Start of GIVEN INFORMATION

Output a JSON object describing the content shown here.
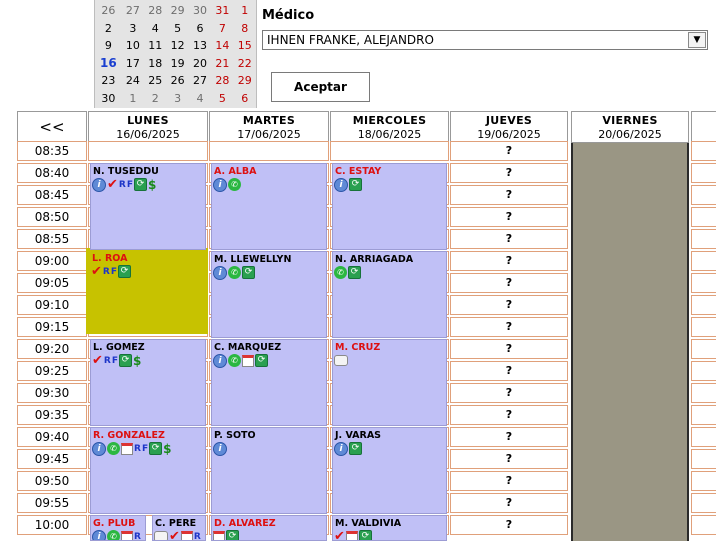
{
  "mini_calendar": {
    "weeks": [
      [
        {
          "d": "26",
          "c": "other"
        },
        {
          "d": "27",
          "c": "other"
        },
        {
          "d": "28",
          "c": "other"
        },
        {
          "d": "29",
          "c": "other"
        },
        {
          "d": "30",
          "c": "other"
        },
        {
          "d": "31",
          "c": "red other"
        },
        {
          "d": "1",
          "c": "red"
        }
      ],
      [
        {
          "d": "2",
          "c": ""
        },
        {
          "d": "3",
          "c": ""
        },
        {
          "d": "4",
          "c": ""
        },
        {
          "d": "5",
          "c": ""
        },
        {
          "d": "6",
          "c": ""
        },
        {
          "d": "7",
          "c": "red"
        },
        {
          "d": "8",
          "c": "red"
        }
      ],
      [
        {
          "d": "9",
          "c": ""
        },
        {
          "d": "10",
          "c": ""
        },
        {
          "d": "11",
          "c": ""
        },
        {
          "d": "12",
          "c": ""
        },
        {
          "d": "13",
          "c": ""
        },
        {
          "d": "14",
          "c": "red"
        },
        {
          "d": "15",
          "c": "red"
        }
      ],
      [
        {
          "d": "16",
          "c": "today"
        },
        {
          "d": "17",
          "c": ""
        },
        {
          "d": "18",
          "c": ""
        },
        {
          "d": "19",
          "c": ""
        },
        {
          "d": "20",
          "c": ""
        },
        {
          "d": "21",
          "c": "red"
        },
        {
          "d": "22",
          "c": "red"
        }
      ],
      [
        {
          "d": "23",
          "c": ""
        },
        {
          "d": "24",
          "c": ""
        },
        {
          "d": "25",
          "c": ""
        },
        {
          "d": "26",
          "c": ""
        },
        {
          "d": "27",
          "c": ""
        },
        {
          "d": "28",
          "c": "red"
        },
        {
          "d": "29",
          "c": "red"
        }
      ],
      [
        {
          "d": "30",
          "c": ""
        },
        {
          "d": "1",
          "c": "other"
        },
        {
          "d": "2",
          "c": "other"
        },
        {
          "d": "3",
          "c": "other"
        },
        {
          "d": "4",
          "c": "other"
        },
        {
          "d": "5",
          "c": "red other"
        },
        {
          "d": "6",
          "c": "red other"
        }
      ]
    ]
  },
  "medico": {
    "label": "Médico",
    "selected": "IHNEN FRANKE, ALEJANDRO",
    "accept_label": "Aceptar"
  },
  "schedule": {
    "nav_prev": "<<",
    "days": [
      {
        "name": "LUNES",
        "date": "16/06/2025"
      },
      {
        "name": "MARTES",
        "date": "17/06/2025"
      },
      {
        "name": "MIERCOLES",
        "date": "18/06/2025"
      },
      {
        "name": "JUEVES",
        "date": "19/06/2025"
      },
      {
        "name": "VIERNES",
        "date": "20/06/2025"
      }
    ],
    "times": [
      "08:35",
      "08:40",
      "08:45",
      "08:50",
      "08:55",
      "09:00",
      "09:05",
      "09:10",
      "09:15",
      "09:20",
      "09:25",
      "09:30",
      "09:35",
      "09:40",
      "09:45",
      "09:50",
      "09:55",
      "10:00"
    ],
    "unassigned_symbol": "?",
    "appointments": [
      {
        "day": 0,
        "start": 1,
        "slots": 4,
        "name": "N. TUSEDDU",
        "red": false,
        "icons": [
          "info",
          "check",
          "R",
          "F",
          "sync",
          "dollar"
        ]
      },
      {
        "day": 1,
        "start": 1,
        "slots": 4,
        "name": "A. ALBA",
        "red": true,
        "icons": [
          "info",
          "wa"
        ]
      },
      {
        "day": 2,
        "start": 1,
        "slots": 4,
        "name": "C. ESTAY",
        "red": true,
        "icons": [
          "info",
          "sync"
        ]
      },
      {
        "day": 0,
        "start": 5,
        "slots": 4,
        "name": "L. ROA",
        "red": true,
        "icons": [
          "check",
          "R",
          "F",
          "sync"
        ]
      },
      {
        "day": 1,
        "start": 5,
        "slots": 4,
        "name": "M. LLEWELLYN",
        "red": false,
        "icons": [
          "info",
          "wa",
          "sync"
        ]
      },
      {
        "day": 2,
        "start": 5,
        "slots": 4,
        "name": "N. ARRIAGADA",
        "red": false,
        "icons": [
          "wa",
          "sync"
        ]
      },
      {
        "day": 0,
        "start": 9,
        "slots": 4,
        "name": "L. GOMEZ",
        "red": false,
        "icons": [
          "check",
          "R",
          "F",
          "sync",
          "dollar"
        ]
      },
      {
        "day": 1,
        "start": 9,
        "slots": 4,
        "name": "C. MARQUEZ",
        "red": false,
        "icons": [
          "info",
          "wa",
          "cal",
          "sync"
        ]
      },
      {
        "day": 2,
        "start": 9,
        "slots": 4,
        "name": "M. CRUZ",
        "red": true,
        "icons": [
          "chat"
        ]
      },
      {
        "day": 0,
        "start": 13,
        "slots": 4,
        "name": "R. GONZALEZ",
        "red": true,
        "icons": [
          "info",
          "wa",
          "cal",
          "R",
          "F",
          "sync",
          "dollar"
        ]
      },
      {
        "day": 1,
        "start": 13,
        "slots": 4,
        "name": "P. SOTO",
        "red": false,
        "icons": [
          "info"
        ]
      },
      {
        "day": 2,
        "start": 13,
        "slots": 4,
        "name": "J. VARAS",
        "red": false,
        "icons": [
          "info",
          "sync"
        ]
      },
      {
        "day": 0,
        "start": 17,
        "slots": 2,
        "half": "left",
        "name": "G. PLUB",
        "red": true,
        "icons": [
          "info",
          "wa",
          "cal",
          "R"
        ]
      },
      {
        "day": 0,
        "start": 17,
        "slots": 2,
        "half": "right",
        "name": "C. PERE",
        "red": false,
        "icons": [
          "chat",
          "check",
          "cal",
          "R"
        ]
      },
      {
        "day": 1,
        "start": 17,
        "slots": 2,
        "name": "D. ALVAREZ",
        "red": true,
        "icons": [
          "cal",
          "sync"
        ]
      },
      {
        "day": 2,
        "start": 17,
        "slots": 2,
        "name": "M. VALDIVIA",
        "red": false,
        "icons": [
          "check",
          "cal",
          "sync"
        ]
      }
    ]
  },
  "colors": {
    "appointment_bg": "#c0c0f6",
    "slot_border": "#e0a07a",
    "blocked_day_bg": "#9a9684",
    "highlight_bg": "#c7c200",
    "patient_red": "#dd1010"
  }
}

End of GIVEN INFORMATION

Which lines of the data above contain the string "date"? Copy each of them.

        "date": "16/06/2025"
        "date": "17/06/2025"
        "date": "18/06/2025"
        "date": "19/06/2025"
        "date": "20/06/2025"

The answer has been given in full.